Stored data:
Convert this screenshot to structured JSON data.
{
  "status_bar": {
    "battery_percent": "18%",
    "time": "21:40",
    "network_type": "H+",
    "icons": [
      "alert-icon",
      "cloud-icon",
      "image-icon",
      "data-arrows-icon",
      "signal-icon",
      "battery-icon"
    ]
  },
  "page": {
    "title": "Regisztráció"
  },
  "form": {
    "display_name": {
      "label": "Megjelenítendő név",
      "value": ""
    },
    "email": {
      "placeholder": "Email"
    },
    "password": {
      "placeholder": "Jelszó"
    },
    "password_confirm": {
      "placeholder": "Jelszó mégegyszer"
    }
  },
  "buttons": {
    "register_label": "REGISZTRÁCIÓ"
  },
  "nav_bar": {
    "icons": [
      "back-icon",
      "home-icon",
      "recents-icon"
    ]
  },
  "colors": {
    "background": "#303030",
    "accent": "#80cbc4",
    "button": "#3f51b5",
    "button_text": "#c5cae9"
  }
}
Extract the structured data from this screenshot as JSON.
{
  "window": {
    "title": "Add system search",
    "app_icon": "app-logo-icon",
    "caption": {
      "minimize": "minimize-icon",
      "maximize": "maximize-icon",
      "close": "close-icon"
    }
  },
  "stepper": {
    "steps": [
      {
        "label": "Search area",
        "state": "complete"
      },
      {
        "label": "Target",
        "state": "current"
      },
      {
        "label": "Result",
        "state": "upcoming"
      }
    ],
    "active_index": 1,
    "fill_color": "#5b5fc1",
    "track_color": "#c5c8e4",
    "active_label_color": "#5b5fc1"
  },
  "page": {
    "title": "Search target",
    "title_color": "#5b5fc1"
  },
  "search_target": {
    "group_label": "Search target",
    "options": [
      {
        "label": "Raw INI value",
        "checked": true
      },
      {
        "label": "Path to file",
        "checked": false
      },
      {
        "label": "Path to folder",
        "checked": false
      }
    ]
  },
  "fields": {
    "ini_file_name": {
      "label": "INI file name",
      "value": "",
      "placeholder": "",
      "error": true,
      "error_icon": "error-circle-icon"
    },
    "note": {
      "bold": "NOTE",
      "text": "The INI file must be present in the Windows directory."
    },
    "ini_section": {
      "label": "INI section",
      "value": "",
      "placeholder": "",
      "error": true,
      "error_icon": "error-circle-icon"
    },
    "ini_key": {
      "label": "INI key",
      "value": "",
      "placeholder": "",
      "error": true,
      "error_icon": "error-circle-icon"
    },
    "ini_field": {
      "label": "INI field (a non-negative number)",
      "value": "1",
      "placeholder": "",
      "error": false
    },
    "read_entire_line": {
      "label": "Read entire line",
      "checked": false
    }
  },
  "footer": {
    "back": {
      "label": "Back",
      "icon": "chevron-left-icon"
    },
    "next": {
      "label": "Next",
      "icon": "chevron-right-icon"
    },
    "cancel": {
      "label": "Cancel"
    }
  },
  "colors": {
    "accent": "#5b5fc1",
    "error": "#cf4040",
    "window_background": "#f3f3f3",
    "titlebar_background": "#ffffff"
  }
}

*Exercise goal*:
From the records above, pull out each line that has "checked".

*Response below*:
        "checked": true
        "checked": false
        "checked": false
      "checked": false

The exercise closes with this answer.